OBJECTIVE: Our objective was to compare protein profiles of cerebrospinal fluid between control animals and those subjected to cardiopulmonary bypass after moderate versus deep hypothermic circulatory arrest with selective cerebral perfusion. METHODS: Immature Yorkshire piglets were assigned to one of four study groups: (1) deep hypothermic circulatory arrest at 18 degrees C, (2) deep hypothermic circulatory arrest at 18 degrees C with selective cerebral perfusion, (3) moderate hypothermic circulatory arrest at 25 degrees C with selective cerebral perfusion, or (4) age-matched control animals without surgery. Animals undergoing cardiopulmonary bypass were cooled to their assigned group temperature and exposed to 1 hour of hypothermic circulatory arrest. After arrest, animals were rewarmed, weaned off bypass, and allowed to recover for 4 hours. Cerebrospinal fluid collected from surgical animals after the recovery period was compared with cerebrospinal fluid from controls by surface-enhanced laser desorption/ionization time-of-flight mass spectrometry. Protein spectra were analyzed for differences between groups by Mann-Whitney U test and false discovery rate analysis. RESULTS: Baseline and postbypass physiologic parameters were similar in all surgical groups. A total of 194 protein peaks were detected. Compared with controls, groups 1, 2, and 3 had 64, 100, and 13 peaks that were significantly different, respectively (P < .05). Three of these peaks were present in all three groups. Cerebrospinal fluid protein profiles in animals undergoing cardiopulmonary bypass with moderate hypothermic circulatory arrest (group 3) were more similar to controls than either of the groups subjected to deep hypothermia. CONCLUSIONS: The mass spectra of cerebrospinal fluid proteins are altered in piglets exposed to cardiopulmonary bypass and hypothermic circulatory arrest. Moderate hypothermic circulatory arrest (25 degrees C) with selective cerebral perfusion compared with deep hypothermic circulatory arrest (18 degrees C) is associated with fewer changes in cerebrospinal fluid proteins, when compared with nonbypass controls.
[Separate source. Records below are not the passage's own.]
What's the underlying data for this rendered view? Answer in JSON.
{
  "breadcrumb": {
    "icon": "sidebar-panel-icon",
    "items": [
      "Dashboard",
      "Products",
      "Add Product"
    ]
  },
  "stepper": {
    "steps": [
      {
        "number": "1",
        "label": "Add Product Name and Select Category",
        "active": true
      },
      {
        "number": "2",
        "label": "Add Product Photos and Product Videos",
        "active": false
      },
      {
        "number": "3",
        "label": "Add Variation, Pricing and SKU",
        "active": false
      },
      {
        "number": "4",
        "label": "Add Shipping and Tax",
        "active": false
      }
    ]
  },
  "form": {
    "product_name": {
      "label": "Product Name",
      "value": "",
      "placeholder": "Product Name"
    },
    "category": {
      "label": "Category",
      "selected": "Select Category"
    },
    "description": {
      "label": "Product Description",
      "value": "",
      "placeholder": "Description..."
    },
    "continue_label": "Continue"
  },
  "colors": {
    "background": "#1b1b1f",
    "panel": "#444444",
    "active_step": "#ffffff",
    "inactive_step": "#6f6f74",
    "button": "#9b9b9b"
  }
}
Allibhai, T; DiGeronimo, R; Whitin, J; Salazar, J; Yu, TT-S; Ling, XB; Cohen, H; Dixon, P; Madan, A
Volume / Issue
Start / End Page
Pubmed Central ID
Electronic International Standard Serial Number (EISSN)
International Standard Serial Number (ISSN)
Digital Object Identifier (DOI)